Oil prices rose Tuesday as analysts pointed to signs of a supply shortage in the US, ending days of losses as global markets continue to be plagued by the potential impact of a debt crisis in the heavily indebted real estate group China Evergrande on China’s economy.
Brent crude was up 52 cents, or 0.7%, to $ 74.44 a barrel by 0212 GMT after falling nearly 2% on Monday.
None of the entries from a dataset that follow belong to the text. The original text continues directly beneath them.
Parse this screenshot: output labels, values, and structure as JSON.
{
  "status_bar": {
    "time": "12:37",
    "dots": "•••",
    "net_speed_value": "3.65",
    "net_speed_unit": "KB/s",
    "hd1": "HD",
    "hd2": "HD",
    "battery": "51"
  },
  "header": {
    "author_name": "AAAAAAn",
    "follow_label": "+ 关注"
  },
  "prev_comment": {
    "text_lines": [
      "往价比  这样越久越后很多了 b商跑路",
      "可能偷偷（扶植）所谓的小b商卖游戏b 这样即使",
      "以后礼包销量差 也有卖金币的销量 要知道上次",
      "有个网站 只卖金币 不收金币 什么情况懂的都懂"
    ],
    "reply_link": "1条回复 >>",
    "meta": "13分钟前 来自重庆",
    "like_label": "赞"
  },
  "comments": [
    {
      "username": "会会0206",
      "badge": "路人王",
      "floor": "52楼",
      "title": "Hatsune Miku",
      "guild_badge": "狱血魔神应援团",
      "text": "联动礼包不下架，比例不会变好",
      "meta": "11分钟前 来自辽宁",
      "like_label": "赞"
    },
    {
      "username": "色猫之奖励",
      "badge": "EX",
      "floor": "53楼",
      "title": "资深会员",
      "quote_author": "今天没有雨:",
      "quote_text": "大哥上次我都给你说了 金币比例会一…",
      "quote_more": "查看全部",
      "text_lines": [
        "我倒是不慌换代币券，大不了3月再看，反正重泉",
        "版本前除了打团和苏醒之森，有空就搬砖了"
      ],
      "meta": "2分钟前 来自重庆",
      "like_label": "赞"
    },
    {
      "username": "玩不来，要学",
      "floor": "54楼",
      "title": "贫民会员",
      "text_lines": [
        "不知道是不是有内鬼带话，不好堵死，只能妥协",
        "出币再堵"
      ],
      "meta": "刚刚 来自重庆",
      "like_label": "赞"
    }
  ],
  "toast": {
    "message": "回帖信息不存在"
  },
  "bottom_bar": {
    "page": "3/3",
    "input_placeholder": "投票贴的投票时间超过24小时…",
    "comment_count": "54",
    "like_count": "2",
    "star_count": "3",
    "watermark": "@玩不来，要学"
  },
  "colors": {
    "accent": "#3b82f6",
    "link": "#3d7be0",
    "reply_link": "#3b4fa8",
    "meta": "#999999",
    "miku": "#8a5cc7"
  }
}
The contract for West Texas Intermediate (WTI), which expires later Tuesday, rose 61 cents, or 0.9, to $ 70.90 after falling 2.3% in the previous session.
Global utilities are switching to heating oil due to soaring gas and coal prices and ongoing outages from the Gulf of Mexico after Hurricane Ada, suggesting lower supply, ANZ analysts said.
“While slowing Chinese economic growth and uncertainty about the (US) Fed’s schedule weighed on market sentiment, other developments still point to higher oil prices,” ANZ Research said in a press release.
The effects of heavily indebted Evergrande and the threat of a more extensive market shakeout have shaken investors in all financial assets.
The general state of the Chinese economy is also weighing on markets, while the US Federal Reserve is expected to begin tightening monetary policy, which should make investors more cautious about riskier assets like oil.